_Element data from apps and pages:_

Start of Block

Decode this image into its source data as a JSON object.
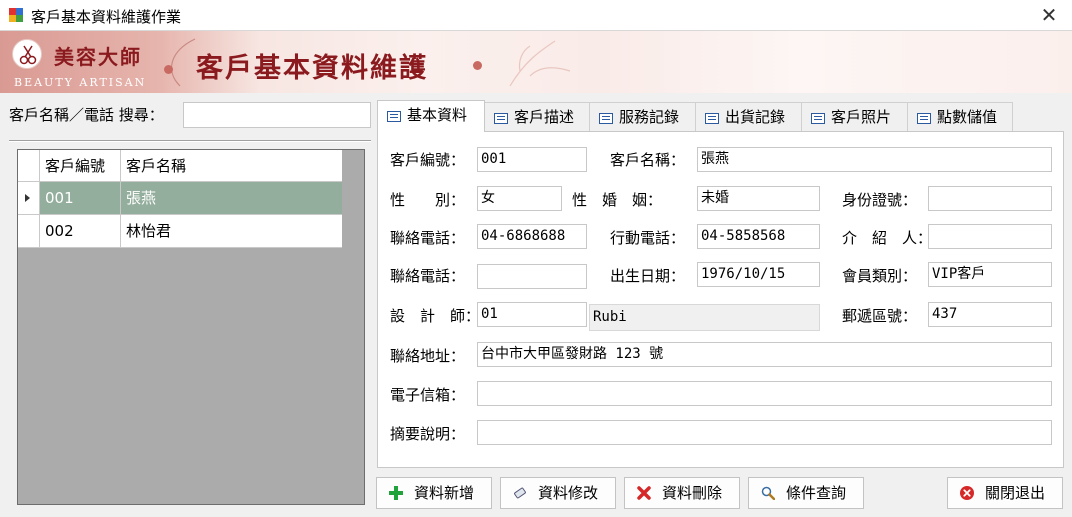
{
  "window": {
    "title": "客戶基本資料維護作業",
    "close_icon": "✕"
  },
  "banner": {
    "logo_text_cn": "美容大師",
    "logo_text_en": "BEAUTY ARTISAN",
    "title": "客戶基本資料維護"
  },
  "search": {
    "label": "客戶名稱／電話 搜尋：",
    "value": ""
  },
  "customer_grid": {
    "columns": [
      "客戶編號",
      "客戶名稱"
    ],
    "rows": [
      {
        "id": "001",
        "name": "張燕",
        "selected": true
      },
      {
        "id": "002",
        "name": "林怡君",
        "selected": false
      }
    ]
  },
  "tabs": [
    {
      "label": "基本資料",
      "active": true
    },
    {
      "label": "客戶描述",
      "active": false
    },
    {
      "label": "服務記錄",
      "active": false
    },
    {
      "label": "出貨記錄",
      "active": false
    },
    {
      "label": "客戶照片",
      "active": false
    },
    {
      "label": "點數儲值",
      "active": false
    }
  ],
  "form": {
    "customer_no": {
      "label": "客戶編號：",
      "value": "001"
    },
    "customer_name": {
      "label": "客戶名稱：",
      "value": "張燕"
    },
    "gender": {
      "label": "性　　別：",
      "value": "女"
    },
    "marital": {
      "label": "性　婚　姻：",
      "value": "未婚"
    },
    "id_no": {
      "label": "身份證號：",
      "value": ""
    },
    "phone": {
      "label": "聯絡電話：",
      "value": "04-6868688"
    },
    "mobile": {
      "label": "行動電話：",
      "value": "04-5858568"
    },
    "referrer": {
      "label": "介　紹　人：",
      "value": ""
    },
    "phone2": {
      "label": "聯絡電話：",
      "value": ""
    },
    "birthday": {
      "label": "出生日期：",
      "value": "1976/10/15"
    },
    "member_type": {
      "label": "會員類別：",
      "value": "VIP客戶"
    },
    "designer": {
      "label": "設　計　師：",
      "value": "01",
      "name_value": "Rubi"
    },
    "zip": {
      "label": "郵遞區號：",
      "value": "437"
    },
    "address": {
      "label": "聯絡地址：",
      "value": "台中市大甲區發財路 123 號"
    },
    "email": {
      "label": "電子信箱：",
      "value": ""
    },
    "note": {
      "label": "摘要說明：",
      "value": ""
    }
  },
  "buttons": {
    "add": "資料新增",
    "edit": "資料修改",
    "delete": "資料刪除",
    "query": "條件查詢",
    "exit": "關閉退出"
  },
  "colors": {
    "selected_row": "#93ae9c",
    "banner_text": "#8b1a1f",
    "add_icon": "#1fa33a",
    "delete_icon": "#d62828"
  }
}
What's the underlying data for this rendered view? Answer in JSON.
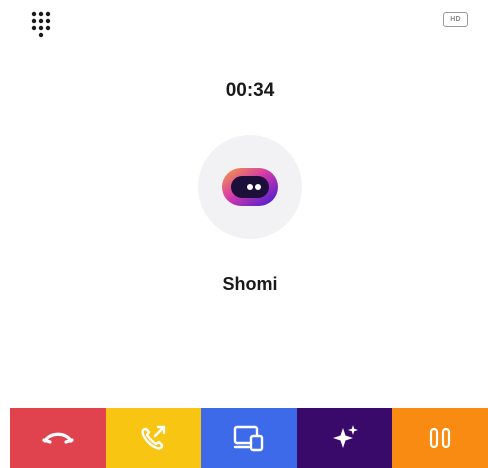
{
  "call": {
    "timer": "00:34",
    "contact_name": "Shomi",
    "quality_badge": "HD"
  },
  "icons": {
    "dialpad": "dialpad-icon",
    "avatar": "shomi-logo",
    "hangup": "phone-hangup-icon",
    "forward": "call-forward-icon",
    "switch_device": "switch-device-icon",
    "ai": "sparkle-icon",
    "hold": "pause-icon"
  },
  "colors": {
    "hangup": "#e1434e",
    "forward": "#f9c513",
    "switch_device": "#3d6ae8",
    "ai": "#3a0a6a",
    "hold": "#f98a12"
  }
}
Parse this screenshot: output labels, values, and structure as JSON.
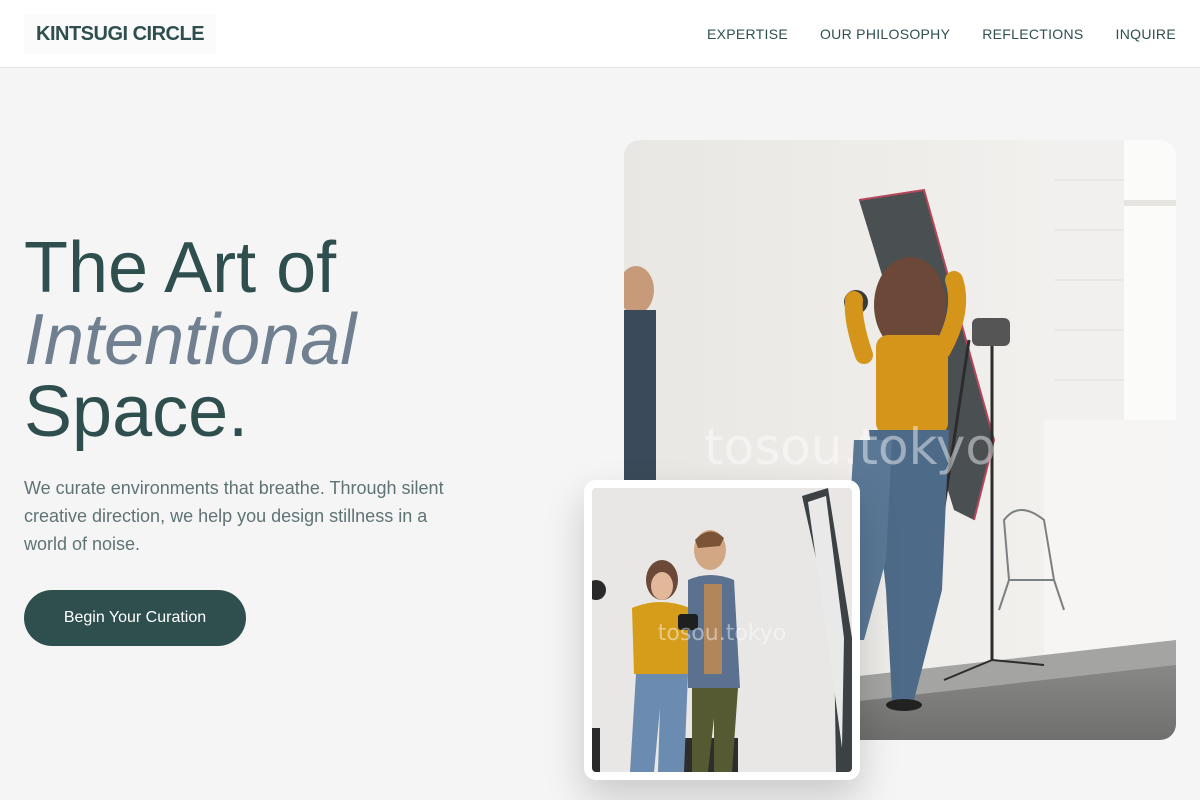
{
  "brand": "KINTSUGI CIRCLE",
  "nav": [
    "EXPERTISE",
    "OUR PHILOSOPHY",
    "REFLECTIONS",
    "INQUIRE"
  ],
  "hero": {
    "line1": "The Art of",
    "line2": "Intentional",
    "line3": "Space.",
    "description": "We curate environments that breathe. Through silent creative direction, we help you design stillness in a world of noise.",
    "cta": "Begin Your Curation"
  },
  "images": {
    "main_watermark": "tosou.tokyo",
    "card_watermark": "tosou.tokyo"
  },
  "colors": {
    "primary": "#2f4f4f",
    "accent": "#708090",
    "background": "#f5f5f5"
  }
}
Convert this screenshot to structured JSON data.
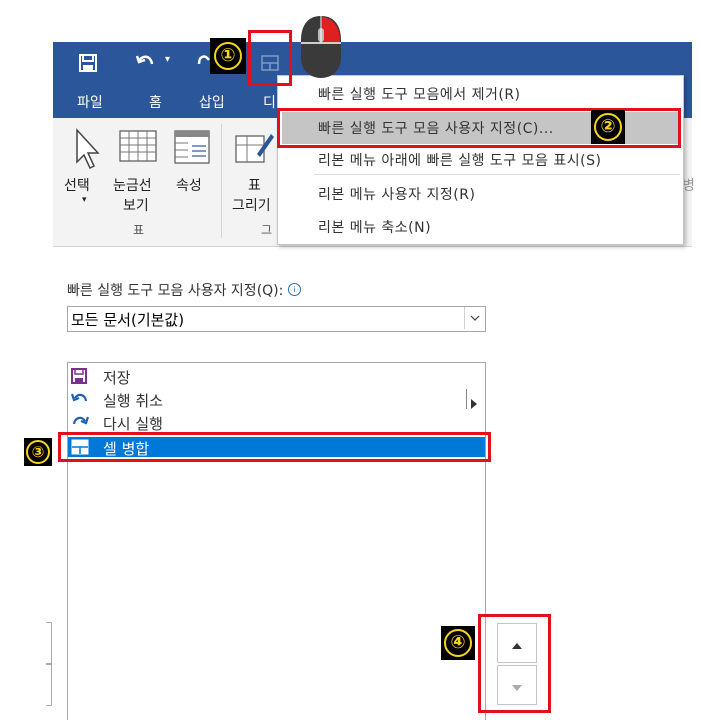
{
  "ribbon": {
    "tabs": [
      "파일",
      "홈",
      "삽입",
      "디"
    ],
    "groups": {
      "select_label": "선택",
      "gridlines_label_1": "눈금선",
      "gridlines_label_2": "보기",
      "properties_label": "속성",
      "table_group_label": "표",
      "draw_label_1": "표",
      "draw_label_2": "그리기",
      "draw_group_label": "그"
    }
  },
  "menu": {
    "items": [
      "빠른 실행 도구 모음에서 제거(R)",
      "빠른 실행 도구 모음 사용자 지정(C)...",
      "리본 메뉴 아래에 빠른 실행 도구 모음 표시(S)",
      "리본 메뉴 사용자 지정(R)",
      "리본 메뉴 축소(N)"
    ]
  },
  "customize": {
    "label": "빠른 실행 도구 모음 사용자 지정(Q):",
    "info_icon": "info-icon",
    "combo_value": "모든 문서(기본값)",
    "list": [
      {
        "label": "저장",
        "icon": "save-icon"
      },
      {
        "label": "실행 취소",
        "icon": "undo-icon"
      },
      {
        "label": "다시 실행",
        "icon": "redo-icon"
      },
      {
        "label": "셀 병합",
        "icon": "merge-cells-icon",
        "selected": true
      }
    ]
  },
  "badges": [
    "①",
    "②",
    "③",
    "④"
  ],
  "colors": {
    "accent": "#2b579a",
    "highlight": "#e3101b",
    "selection": "#0078d7",
    "badge_text": "#f7d51d"
  }
}
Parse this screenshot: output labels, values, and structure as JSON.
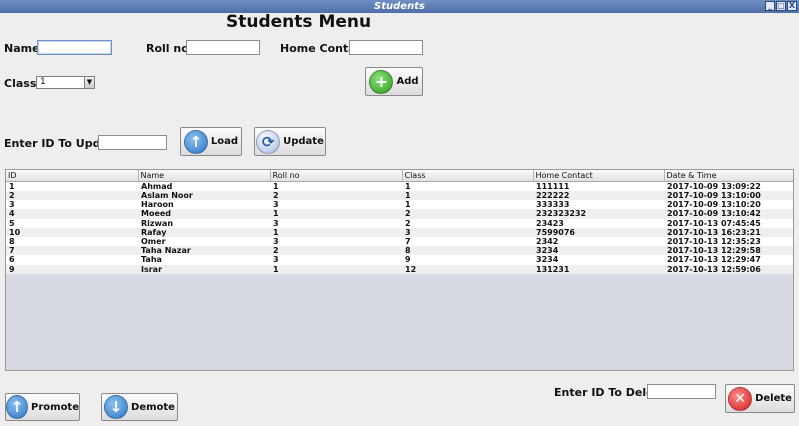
{
  "window": {
    "title": "Students",
    "controls": [
      "_",
      "□",
      "X"
    ]
  },
  "page_title": "Students Menu",
  "form": {
    "name_label": "Name",
    "name_value": "",
    "rollno_label": "Roll no",
    "rollno_value": "",
    "contact_label": "Home Contact",
    "contact_value": "",
    "class_label": "Class",
    "class_selected": "1",
    "add_label": "Add"
  },
  "update": {
    "label": "Enter ID To Update",
    "value": "",
    "load_label": "Load",
    "update_label": "Update"
  },
  "table": {
    "columns": [
      "ID",
      "Name",
      "Roll no",
      "Class",
      "Home Contact",
      "Date & Time"
    ],
    "rows": [
      [
        "1",
        "Ahmad",
        "1",
        "1",
        "111111",
        "2017-10-09 13:09:22"
      ],
      [
        "2",
        "Aslam Noor",
        "2",
        "1",
        "222222",
        "2017-10-09 13:10:00"
      ],
      [
        "3",
        "Haroon",
        "3",
        "1",
        "333333",
        "2017-10-09 13:10:20"
      ],
      [
        "4",
        "Moeed",
        "1",
        "2",
        "232323232",
        "2017-10-09 13:10:42"
      ],
      [
        "5",
        "Rizwan",
        "3",
        "2",
        "23423",
        "2017-10-13 07:45:45"
      ],
      [
        "10",
        "Rafay",
        "1",
        "3",
        "7599076",
        "2017-10-13 16:23:21"
      ],
      [
        "8",
        "Omer",
        "3",
        "7",
        "2342",
        "2017-10-13 12:35:23"
      ],
      [
        "7",
        "Taha Nazar",
        "2",
        "8",
        "3234",
        "2017-10-13 12:29:58"
      ],
      [
        "6",
        "Taha",
        "3",
        "9",
        "3234",
        "2017-10-13 12:29:47"
      ],
      [
        "9",
        "Israr",
        "1",
        "12",
        "131231",
        "2017-10-13 12:59:06"
      ]
    ]
  },
  "bottom": {
    "promote_label": "Promote",
    "demote_label": "Demote",
    "delete_id_label": "Enter ID To Delete",
    "delete_value": "",
    "delete_label": "Delete"
  }
}
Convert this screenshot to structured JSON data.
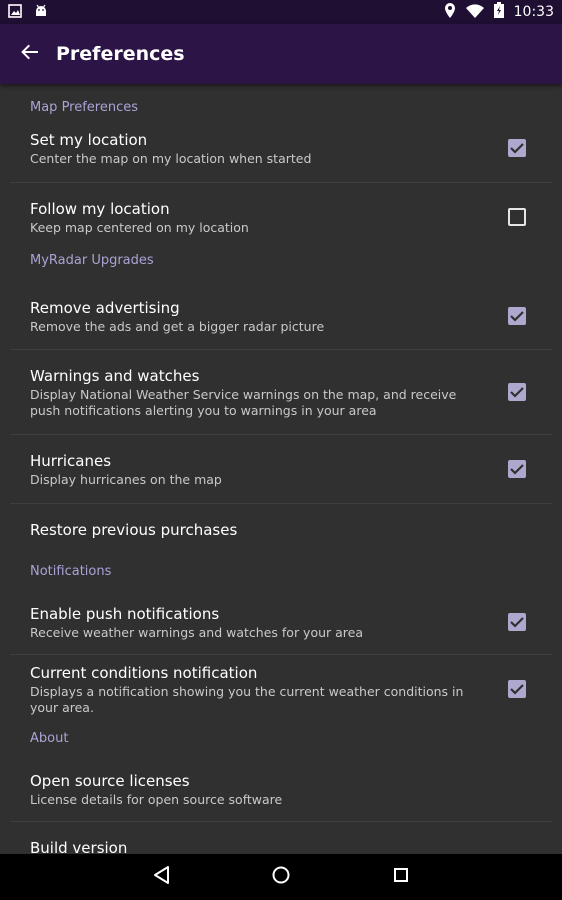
{
  "status_bar": {
    "time": "10:33",
    "icons_left": [
      "image-icon",
      "android-icon"
    ],
    "icons_right": [
      "location-icon",
      "wifi-icon",
      "battery-icon"
    ]
  },
  "toolbar": {
    "title": "Preferences",
    "back_icon": "arrow-back-icon",
    "background": "#2d1446"
  },
  "accent_color": "#a9a3d6",
  "sections": [
    {
      "header": "Map Preferences",
      "items": [
        {
          "title": "Set my location",
          "summary": "Center the map on my location when started",
          "checked": true
        },
        {
          "title": "Follow my location",
          "summary": "Keep map centered on my location",
          "checked": false
        }
      ]
    },
    {
      "header": "MyRadar Upgrades",
      "items": [
        {
          "title": "Remove advertising",
          "summary": "Remove the ads and get a bigger radar picture",
          "checked": true
        },
        {
          "title": "Warnings and watches",
          "summary": "Display National Weather Service warnings on the map, and receive push notifications alerting you to warnings in your area",
          "checked": true
        },
        {
          "title": "Hurricanes",
          "summary": "Display hurricanes on the map",
          "checked": true
        },
        {
          "title": "Restore previous purchases"
        }
      ]
    },
    {
      "header": "Notifications",
      "items": [
        {
          "title": "Enable push notifications",
          "summary": "Receive weather warnings and watches for your area",
          "checked": true
        },
        {
          "title": "Current conditions notification",
          "summary": "Displays a notification showing you the current weather conditions in your area.",
          "checked": true
        }
      ]
    },
    {
      "header": "About",
      "items": [
        {
          "title": "Open source licenses",
          "summary": "License details for open source software"
        },
        {
          "title": "Build version"
        }
      ]
    }
  ],
  "nav_bar": [
    "back-triangle-icon",
    "home-circle-icon",
    "recents-square-icon"
  ]
}
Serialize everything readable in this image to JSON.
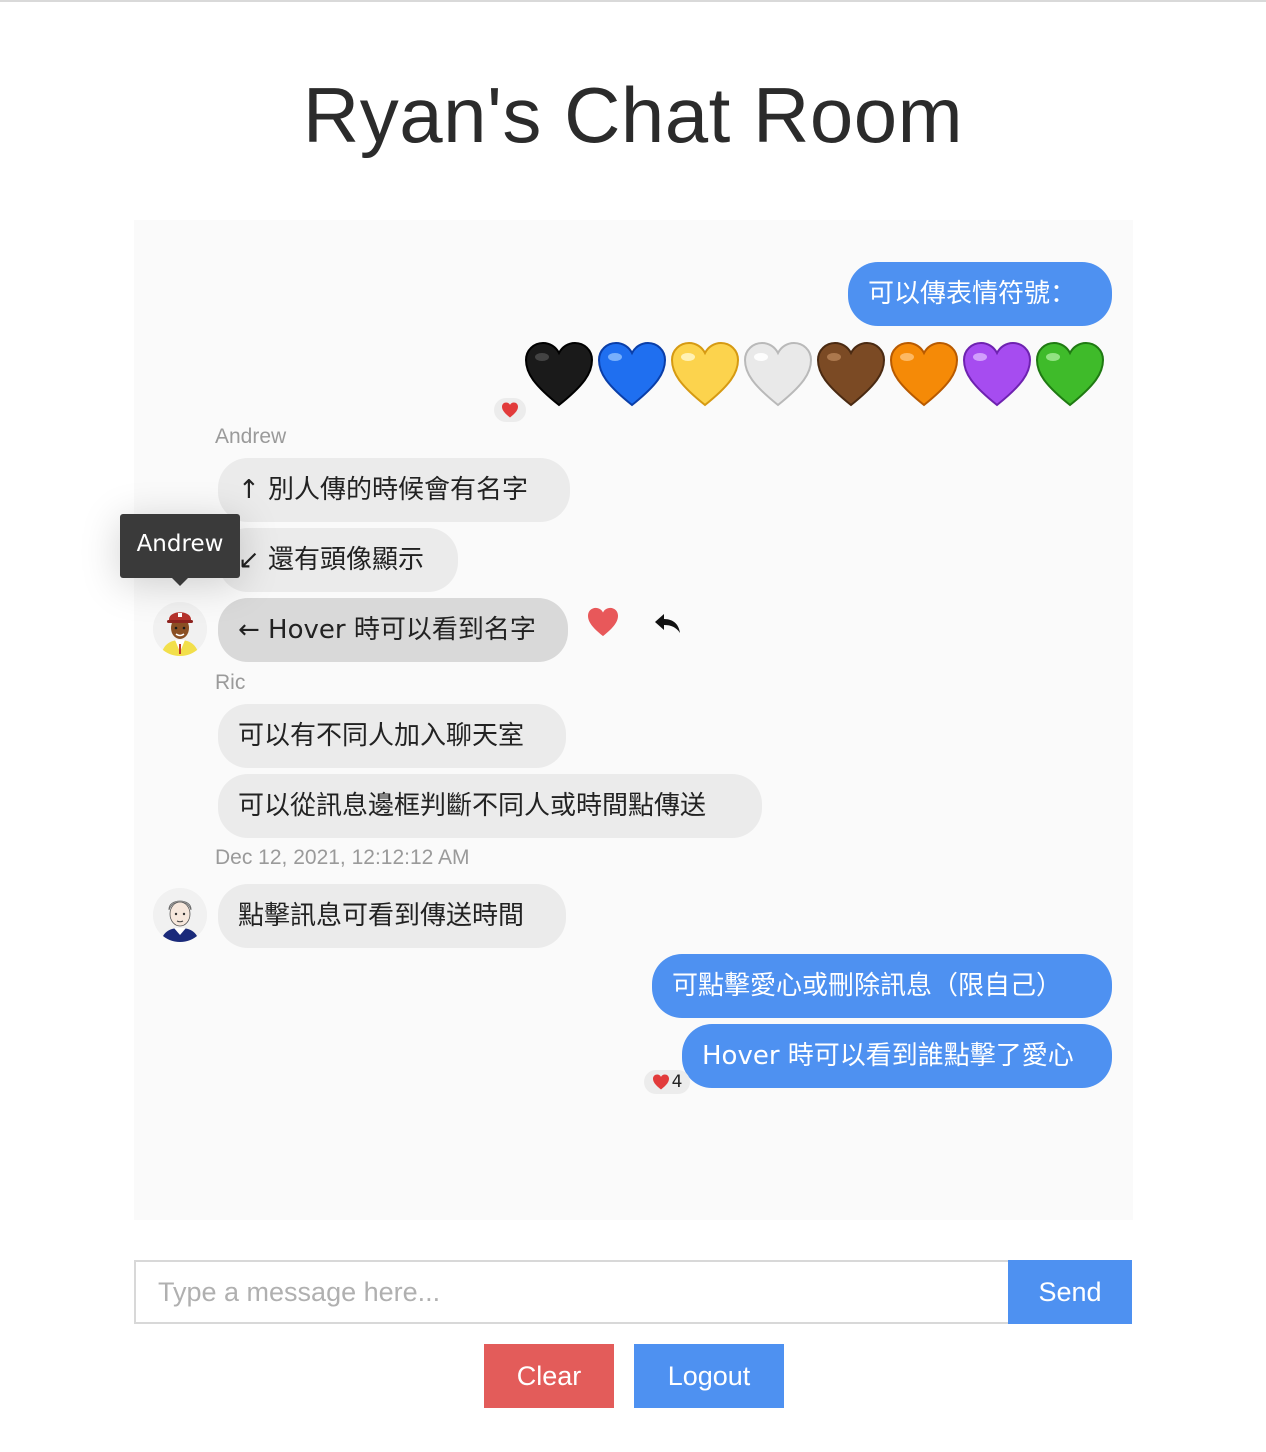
{
  "title": "Ryan's Chat Room",
  "messages": {
    "m1": "可以傳表情符號：",
    "emoji_hearts": [
      "black",
      "blue",
      "yellow",
      "white",
      "brown",
      "orange",
      "purple",
      "green"
    ],
    "sender_andrew": "Andrew",
    "m2": "↑ 別人傳的時候會有名字",
    "m3": "↙ 還有頭像顯示",
    "m4": "← Hover 時可以看到名字",
    "sender_ric": "Ric",
    "m5": "可以有不同人加入聊天室",
    "m6": "可以從訊息邊框判斷不同人或時間點傳送",
    "timestamp": "Dec 12, 2021, 12:12:12 AM",
    "m7": "點擊訊息可看到傳送時間",
    "m8": "可點擊愛心或刪除訊息（限自己）",
    "m9": "Hover 時可以看到誰點擊了愛心",
    "m9_reaction_count": "4"
  },
  "tooltip": "Andrew",
  "input": {
    "placeholder": "Type a message here...",
    "send_label": "Send"
  },
  "buttons": {
    "clear_label": "Clear",
    "logout_label": "Logout"
  },
  "colors": {
    "mine_bubble": "#4e91f1",
    "theirs_bubble": "#ebebeb",
    "clear": "#e35c5a",
    "heart": "#e23b3b"
  }
}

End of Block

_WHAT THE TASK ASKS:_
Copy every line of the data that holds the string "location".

_RESULT:_
      "location-icon",
          "title": "Set my location",
          "summary": "Center the map on my location when started",
          "title": "Follow my location",
          "summary": "Keep map centered on my location",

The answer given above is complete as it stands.